Farm Hill Elementary School
© CBS 2
Farm Hill Elementary School
Middletown, Conn. - Parents in a Connecticut suburb are outraged over disturbing disciplinary actions at a local elementary school.

They claim students are being locked in unsupervised "scream rooms," where some children have harmed themselves, reports CBS 2's Hazel Sanchez.

The Middleton School District is on the hot seat as furious parents are demanding to know what's going on behind closed doors at Farm Hill Elementary School.

"My daughter is telling me that there's kids being taken out in ambulances, by stretcher," parent Sean Archer told CBS 2's Hazel Sanchez on Wednesday.

Disturbing allegations have surfaced of teachers locking students in closet-sized concrete "scream rooms" for punishment.

"Kids come home and they cry, because they're afraid to go to school. And it's often," parent Brian Robillard said.

"She can hear the kids screaming at the top of their lungs, while she's trying to read and she asks her teacher what's going on and they never give her an answer. They tell her to ignore it," said Liz Archer, the sister of one Farm Hill student.

Parents said their children have witnessed teachers placing unruly students into the tiny "time-out" rooms to calm down.

"From what I heard it's more traumatizing for the child than it was as a help," parent Jeff Daniels said. "Kids were hitting their heads on the concrete wall. Kids were urinating in the room."

School Superintendent Michael Freschette said allegations of children harming themselves in the timeout rooms are not true. However, the Board of Education is investigating. The chairman spoke to CBS 2's Sanchez by phone Wednesday night.

"We certainly are concerned with these allegations and I'm looking into every single one of them to be certain that our staff is providing a safe environment for our students," Gene Nocera said.

Two "time-out" rooms were implemented two years ago for special needs students.

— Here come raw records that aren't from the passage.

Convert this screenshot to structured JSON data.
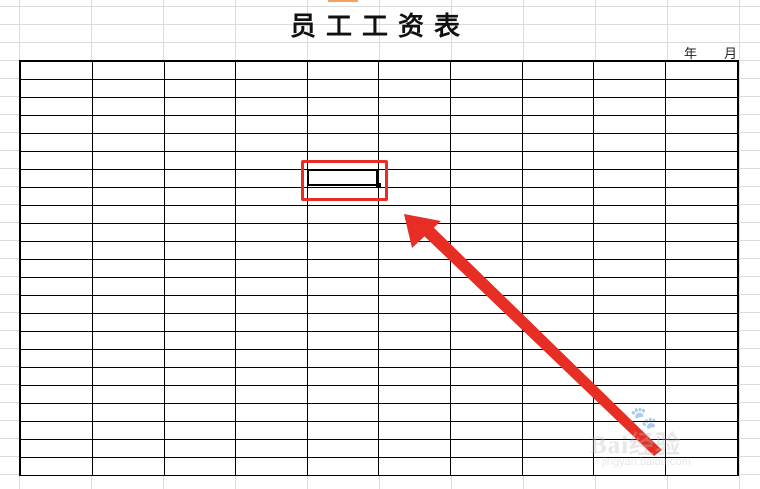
{
  "sheet": {
    "title": "员工工资表",
    "year_label": "年",
    "month_label": "月"
  },
  "table": {
    "rows": 23,
    "columns": 10,
    "selected_cell": {
      "row": 7,
      "column": 5
    }
  },
  "annotation": {
    "highlight_color": "#e62e24"
  },
  "watermark": {
    "text": "Bai经验",
    "url": "jingyan.baidu.com"
  }
}
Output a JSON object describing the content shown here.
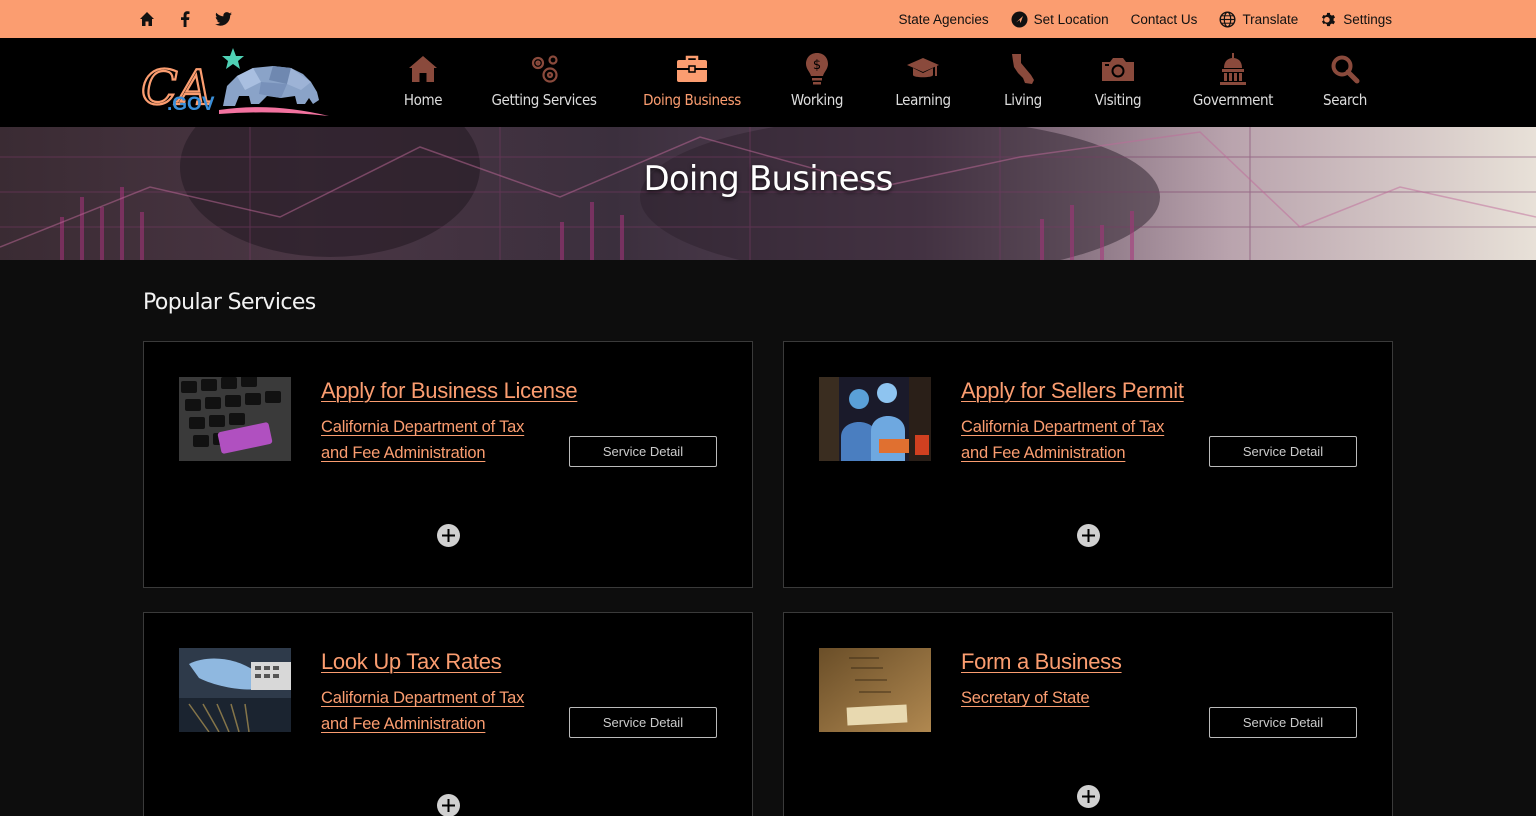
{
  "utility": {
    "left_icons": [
      "home-icon",
      "facebook-icon",
      "twitter-icon"
    ],
    "links": {
      "state_agencies": "State Agencies",
      "set_location": "Set Location",
      "contact_us": "Contact Us",
      "translate": "Translate",
      "settings": "Settings"
    }
  },
  "logo": {
    "ca": "CA",
    "gov": ".GOV"
  },
  "nav": {
    "items": [
      {
        "label": "Home",
        "icon": "home-icon"
      },
      {
        "label": "Getting Services",
        "icon": "gears-icon"
      },
      {
        "label": "Doing Business",
        "icon": "briefcase-icon",
        "active": true
      },
      {
        "label": "Working",
        "icon": "lightbulb-dollar-icon"
      },
      {
        "label": "Learning",
        "icon": "graduation-cap-icon"
      },
      {
        "label": "Living",
        "icon": "california-map-icon"
      },
      {
        "label": "Visiting",
        "icon": "camera-icon"
      },
      {
        "label": "Government",
        "icon": "capitol-dome-icon"
      },
      {
        "label": "Search",
        "icon": "search-icon"
      }
    ]
  },
  "hero": {
    "title": "Doing Business"
  },
  "section": {
    "title": "Popular Services"
  },
  "cards": [
    {
      "title": "Apply for Business License",
      "dept": "California Department of Tax and Fee Administration",
      "button": "Service Detail",
      "thumb": "keyboard-apply-key-image"
    },
    {
      "title": "Apply for Sellers Permit",
      "dept": "California Department of Tax and Fee Administration",
      "button": "Service Detail",
      "thumb": "shop-owners-image"
    },
    {
      "title": "Look Up Tax Rates",
      "dept": "California Department of Tax and Fee Administration",
      "button": "Service Detail",
      "thumb": "calculator-hand-image"
    },
    {
      "title": "Form a Business",
      "dept": "Secretary of State",
      "button": "Service Detail",
      "thumb": "register-now-image"
    }
  ],
  "colors": {
    "accent": "#fb9d70",
    "utility_bg": "#fb9d70",
    "nav_bg": "#000000",
    "page_bg": "#0d0d0d",
    "nav_icon": "#8a4a3c"
  }
}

But with growing community concern about their use, the school district drafted a new support plan to deal with students who act up.

"I can tell you, students across the board in that school are not safe right now. They're not learning," parent Tricia Bielan said.

While the school district has proposed a support plan to handle student behavior problems, it does want parents' input. Parents can voice their opinions at a meeting at the school Thursday night.

The state Office of Protection and Advocacy for Persons with Disabilities and the state Child Advocate are now investigating the school's use of "time-out" rooms.